[[ Supplied material open ]]

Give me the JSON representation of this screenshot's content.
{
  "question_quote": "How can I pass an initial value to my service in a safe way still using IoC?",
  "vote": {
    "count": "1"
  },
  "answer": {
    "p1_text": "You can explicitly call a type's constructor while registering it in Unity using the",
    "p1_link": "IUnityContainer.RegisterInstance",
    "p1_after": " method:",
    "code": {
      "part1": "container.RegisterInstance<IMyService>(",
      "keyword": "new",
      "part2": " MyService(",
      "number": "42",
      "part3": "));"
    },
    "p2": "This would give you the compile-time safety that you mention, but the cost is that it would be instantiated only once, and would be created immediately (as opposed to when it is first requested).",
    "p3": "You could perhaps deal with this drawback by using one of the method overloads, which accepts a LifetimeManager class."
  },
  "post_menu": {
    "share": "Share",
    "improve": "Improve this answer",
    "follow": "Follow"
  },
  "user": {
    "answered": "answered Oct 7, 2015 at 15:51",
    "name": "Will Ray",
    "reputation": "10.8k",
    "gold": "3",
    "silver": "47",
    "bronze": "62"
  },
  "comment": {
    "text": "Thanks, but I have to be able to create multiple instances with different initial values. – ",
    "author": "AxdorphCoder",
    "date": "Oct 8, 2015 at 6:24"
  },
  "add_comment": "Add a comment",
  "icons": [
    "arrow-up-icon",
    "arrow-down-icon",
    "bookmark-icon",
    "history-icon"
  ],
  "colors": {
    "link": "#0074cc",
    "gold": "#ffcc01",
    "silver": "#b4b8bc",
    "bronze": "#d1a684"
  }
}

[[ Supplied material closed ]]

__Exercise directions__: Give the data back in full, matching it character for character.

__Exercise result__:
Give me the JSON representation of this screenshot's content.
{
  "question_quote": "How can I pass an initial value to my service in a safe way still using IoC?",
  "vote": {
    "count": "1"
  },
  "answer": {
    "p1_text": "You can explicitly call a type's constructor while registering it in Unity using the",
    "p1_link": "IUnityContainer.RegisterInstance",
    "p1_after": " method:",
    "code": {
      "part1": "container.RegisterInstance<IMyService>(",
      "keyword": "new",
      "part2": " MyService(",
      "number": "42",
      "part3": "));"
    },
    "p2": "This would give you the compile-time safety that you mention, but the cost is that it would be instantiated only once, and would be created immediately (as opposed to when it is first requested).",
    "p3": "You could perhaps deal with this drawback by using one of the method overloads, which accepts a LifetimeManager class."
  },
  "post_menu": {
    "share": "Share",
    "improve": "Improve this answer",
    "follow": "Follow"
  },
  "user": {
    "answered": "answered Oct 7, 2015 at 15:51",
    "name": "Will Ray",
    "reputation": "10.8k",
    "gold": "3",
    "silver": "47",
    "bronze": "62"
  },
  "comment": {
    "text": "Thanks, but I have to be able to create multiple instances with different initial values. – ",
    "author": "AxdorphCoder",
    "date": "Oct 8, 2015 at 6:24"
  },
  "add_comment": "Add a comment",
  "icons": [
    "arrow-up-icon",
    "arrow-down-icon",
    "bookmark-icon",
    "history-icon"
  ],
  "colors": {
    "link": "#0074cc",
    "gold": "#ffcc01",
    "silver": "#b4b8bc",
    "bronze": "#d1a684"
  }
}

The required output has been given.